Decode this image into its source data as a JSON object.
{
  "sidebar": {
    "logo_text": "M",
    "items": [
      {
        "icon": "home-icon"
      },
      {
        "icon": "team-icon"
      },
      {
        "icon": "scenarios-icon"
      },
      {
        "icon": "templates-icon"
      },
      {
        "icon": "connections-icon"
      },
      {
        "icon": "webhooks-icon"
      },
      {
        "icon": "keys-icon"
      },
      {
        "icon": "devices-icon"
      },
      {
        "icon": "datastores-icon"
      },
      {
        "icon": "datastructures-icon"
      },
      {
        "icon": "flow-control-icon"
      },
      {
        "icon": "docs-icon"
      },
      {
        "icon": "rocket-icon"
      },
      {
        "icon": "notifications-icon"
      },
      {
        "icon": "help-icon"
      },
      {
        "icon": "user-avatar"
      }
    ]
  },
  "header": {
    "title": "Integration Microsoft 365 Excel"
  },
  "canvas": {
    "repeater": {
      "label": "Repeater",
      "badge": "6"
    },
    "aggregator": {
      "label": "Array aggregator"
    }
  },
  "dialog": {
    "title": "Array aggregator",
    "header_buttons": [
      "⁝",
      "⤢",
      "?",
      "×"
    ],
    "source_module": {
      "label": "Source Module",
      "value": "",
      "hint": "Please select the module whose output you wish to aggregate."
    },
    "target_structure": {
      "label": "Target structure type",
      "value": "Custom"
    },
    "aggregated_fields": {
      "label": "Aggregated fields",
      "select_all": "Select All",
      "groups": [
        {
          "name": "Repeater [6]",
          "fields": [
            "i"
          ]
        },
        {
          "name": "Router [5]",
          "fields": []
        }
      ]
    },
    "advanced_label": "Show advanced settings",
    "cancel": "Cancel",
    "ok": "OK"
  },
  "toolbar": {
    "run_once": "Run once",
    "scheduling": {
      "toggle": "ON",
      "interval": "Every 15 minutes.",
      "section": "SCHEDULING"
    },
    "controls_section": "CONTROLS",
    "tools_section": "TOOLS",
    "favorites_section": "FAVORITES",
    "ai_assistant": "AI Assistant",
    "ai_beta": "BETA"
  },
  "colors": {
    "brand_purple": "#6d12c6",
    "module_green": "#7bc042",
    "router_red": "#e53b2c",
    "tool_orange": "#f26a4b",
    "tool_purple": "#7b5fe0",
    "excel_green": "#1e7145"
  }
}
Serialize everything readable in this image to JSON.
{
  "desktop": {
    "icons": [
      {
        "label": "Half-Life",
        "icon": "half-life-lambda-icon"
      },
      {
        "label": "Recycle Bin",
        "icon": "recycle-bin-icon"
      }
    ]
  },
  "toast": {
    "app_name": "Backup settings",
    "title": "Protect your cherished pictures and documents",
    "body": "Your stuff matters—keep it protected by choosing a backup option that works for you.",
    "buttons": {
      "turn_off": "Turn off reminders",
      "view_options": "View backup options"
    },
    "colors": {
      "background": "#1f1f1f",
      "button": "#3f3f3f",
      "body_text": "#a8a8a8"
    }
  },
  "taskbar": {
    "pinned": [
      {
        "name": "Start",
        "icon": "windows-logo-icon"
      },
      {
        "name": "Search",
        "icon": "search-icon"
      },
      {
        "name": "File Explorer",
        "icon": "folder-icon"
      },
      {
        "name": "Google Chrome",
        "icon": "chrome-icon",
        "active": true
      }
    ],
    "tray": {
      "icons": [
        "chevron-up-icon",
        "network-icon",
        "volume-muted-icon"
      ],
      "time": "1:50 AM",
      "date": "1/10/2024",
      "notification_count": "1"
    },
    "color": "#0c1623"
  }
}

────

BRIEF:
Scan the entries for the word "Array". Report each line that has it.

ANSWER TO THIS TASK:
      "label": "Array aggregator"
    "title": "Array aggregator",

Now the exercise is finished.